The Risen Empire and The Killing of Worlds by Scott Westerfield form a space opera duology about a struggle between two powers: an empire ruled by the immortal-after-death Risen and the Rix, cybernetic humans who worship planetary-size AIs. The opening battle is much more “hard science fiction” than anything in Star Wars or Star Trek--and all the more fresh and inventive for it. The Rix, there abilities and goals, are much interesting than the Borg ever were, while filling a similar niche.
Diaspora by Greg Egan is less of an action narrative and not as immediately gameable, but has plenty of interesting elements. In the far future, when the solar system is inhabited by post-humans, a cosmic catastrophe endangers all life. The digital citizens of one polis hatch a plan to escape--to higher order dimensions! Probably the most gameable bits here are the different clades of post-humanity and their societies: the digital polis citizens, the robotic gleisners, the devolved dream-apes.

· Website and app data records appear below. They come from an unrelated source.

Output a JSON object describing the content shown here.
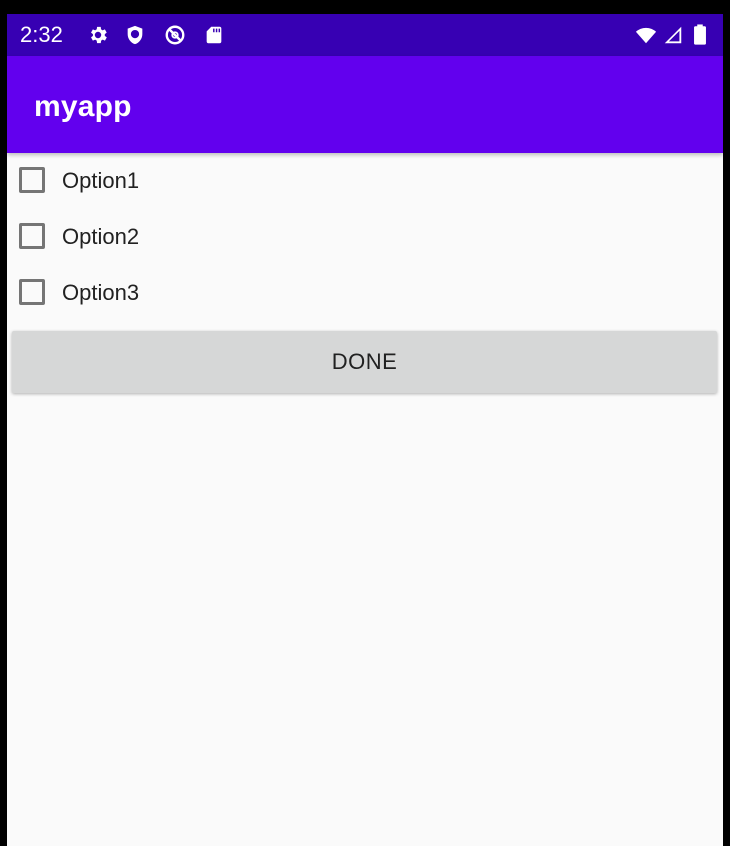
{
  "status_bar": {
    "time": "2:32",
    "color": "#3700b3",
    "icons_left": [
      "gear-icon",
      "shield-icon",
      "no-entry-at-icon",
      "sd-card-icon"
    ],
    "icons_right": [
      "wifi-icon",
      "cell-signal-icon",
      "battery-icon"
    ]
  },
  "app_bar": {
    "title": "myapp",
    "color": "#6200ee"
  },
  "options": [
    {
      "label": "Option1",
      "checked": false
    },
    {
      "label": "Option2",
      "checked": false
    },
    {
      "label": "Option3",
      "checked": false
    }
  ],
  "done_button": {
    "label": "DONE"
  }
}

The Quantum Thief by Hannu Rajaniemi sits between these two. It’s got a bit of Diaspora’s heavy science flights of fancy and post-human setting, but more of the Succession duology’s action and conflict. Jean le Flambleur, the greatest thief in the solar system, is busted out of prison by an Oortian warrior and her intelligent ship. The Oortian’s master has a job for le Flambleur, but first the thief has to retreive his own memories from a moving city on Mars--and match wits with a young consulting detective to do so. The various societies of Rajaniemi’s future are exotic and the technologies presented are really evocative.